Over the years, I have learned how to fine tune my expectations without completely losing the fervor of fandom. Earlier this year, I dragged a friend with me to a NYC bookstore when I discovered that Rainbow Rowell would be part of a discussion and book signing. I just had to tell her how much Eleanor & Park, as well as another novel of hers called Fangirl had meant to me. This time I was smart; I knew that between my nerves and the general sense of briskness associated with book signings, I would never be able to get it all out. I decided to write her a note. I edited down my initial draft, which clocked in at about three handwritten college-ruled loose leaf pages, and jotted everything down in a little card. I included my email address, in the off chance that she felt moved by my words and decided to write me back. She seemed genuinely surprised and flattered, and put it near her phone so she wouldn’t forget to take it with her later to read. It was thrilling when, a month and a half later, I received an email from her. It was very short. She told me that she had read my letter and appreciated it very much. She didn’t ask to be my best friend or writing partner, but it was exciting none the less.

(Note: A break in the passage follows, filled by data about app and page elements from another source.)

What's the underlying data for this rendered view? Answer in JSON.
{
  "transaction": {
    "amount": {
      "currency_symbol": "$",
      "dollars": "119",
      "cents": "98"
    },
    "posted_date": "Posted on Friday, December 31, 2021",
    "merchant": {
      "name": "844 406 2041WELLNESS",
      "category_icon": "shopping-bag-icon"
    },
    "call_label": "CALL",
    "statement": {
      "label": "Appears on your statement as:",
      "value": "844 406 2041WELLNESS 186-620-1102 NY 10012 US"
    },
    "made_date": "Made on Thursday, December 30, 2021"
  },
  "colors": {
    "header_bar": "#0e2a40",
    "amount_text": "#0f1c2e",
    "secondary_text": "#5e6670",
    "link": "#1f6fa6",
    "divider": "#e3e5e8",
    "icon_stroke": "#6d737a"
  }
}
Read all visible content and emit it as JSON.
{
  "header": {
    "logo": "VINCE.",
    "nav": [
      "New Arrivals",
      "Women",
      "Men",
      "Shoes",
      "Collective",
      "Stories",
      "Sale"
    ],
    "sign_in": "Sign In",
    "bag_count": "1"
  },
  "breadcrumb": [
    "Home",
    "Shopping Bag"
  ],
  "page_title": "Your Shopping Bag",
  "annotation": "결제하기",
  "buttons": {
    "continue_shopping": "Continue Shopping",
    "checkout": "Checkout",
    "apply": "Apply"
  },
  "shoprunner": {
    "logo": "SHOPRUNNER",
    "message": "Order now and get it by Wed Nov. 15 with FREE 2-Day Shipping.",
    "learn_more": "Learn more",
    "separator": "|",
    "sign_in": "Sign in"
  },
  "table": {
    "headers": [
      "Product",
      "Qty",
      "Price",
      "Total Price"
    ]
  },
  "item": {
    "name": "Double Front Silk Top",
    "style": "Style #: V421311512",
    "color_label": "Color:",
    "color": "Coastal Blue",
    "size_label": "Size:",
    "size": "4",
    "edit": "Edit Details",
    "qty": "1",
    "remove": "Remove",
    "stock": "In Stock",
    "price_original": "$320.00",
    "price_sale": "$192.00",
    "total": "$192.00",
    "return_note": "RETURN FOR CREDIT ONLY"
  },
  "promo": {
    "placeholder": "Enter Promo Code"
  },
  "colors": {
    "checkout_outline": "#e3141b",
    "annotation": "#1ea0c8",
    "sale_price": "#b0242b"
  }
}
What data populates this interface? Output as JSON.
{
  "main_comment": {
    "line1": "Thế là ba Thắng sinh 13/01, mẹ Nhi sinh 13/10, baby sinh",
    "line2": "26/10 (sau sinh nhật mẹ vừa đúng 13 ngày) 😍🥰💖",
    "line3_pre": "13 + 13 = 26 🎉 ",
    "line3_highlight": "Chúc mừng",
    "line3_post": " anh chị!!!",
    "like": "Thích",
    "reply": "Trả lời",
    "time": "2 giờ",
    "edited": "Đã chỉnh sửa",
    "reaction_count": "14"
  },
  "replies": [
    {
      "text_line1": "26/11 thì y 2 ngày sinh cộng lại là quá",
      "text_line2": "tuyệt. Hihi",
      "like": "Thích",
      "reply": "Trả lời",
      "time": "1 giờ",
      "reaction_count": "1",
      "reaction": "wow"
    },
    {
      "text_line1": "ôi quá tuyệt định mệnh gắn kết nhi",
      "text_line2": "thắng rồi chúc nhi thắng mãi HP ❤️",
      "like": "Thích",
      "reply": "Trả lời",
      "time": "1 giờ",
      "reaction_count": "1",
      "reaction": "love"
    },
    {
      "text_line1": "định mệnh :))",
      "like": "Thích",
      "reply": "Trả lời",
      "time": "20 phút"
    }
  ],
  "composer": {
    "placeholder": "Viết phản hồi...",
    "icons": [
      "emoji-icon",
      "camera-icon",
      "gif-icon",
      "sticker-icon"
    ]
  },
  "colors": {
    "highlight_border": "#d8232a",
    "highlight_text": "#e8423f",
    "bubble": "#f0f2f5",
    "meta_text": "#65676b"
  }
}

My most recent author run-in was just last week. A few of my coworkers and I flocked to Hofstra (yes, again) to see Jeffrey Eugenides. I’ve read all three of his novels, and brought not just my own copy of Middlesex, but also a copy for a friend who could not attend and a coworker’s first edition of The Virgin Suicides since he couldn’t make it either. This time, there would be no chitchat, no attempts at currying favor. I listened to Jeffrey Eugenides, who was charming and articulate, before hightailing it to the tables that lined the back of the room and were stacked with paperback copies of his books; I was first on line. I sheepishly asked if it was okay that I had brought copies for friends. He happily signed all three books. It was short and sweet and devoid of any major awkwardness.
Have you had the chance to meet any of your favorite writers? Maybe you were lucky enough to meet some of the fantastic authors that visited the LPL. Did you feel like you were able to convey your appreciation for their work? I know that my librarian friends must have dozens of anecdotes related to this topic. I would love to know if everyone is just as awkward as I am when meeting the people whose words and characters bring comfort and enjoyment to our lives.
*I still swoon when I think about the beauty of this autograph.
+I’m all about personalization! Invite me to your cocktail party and we can debate this!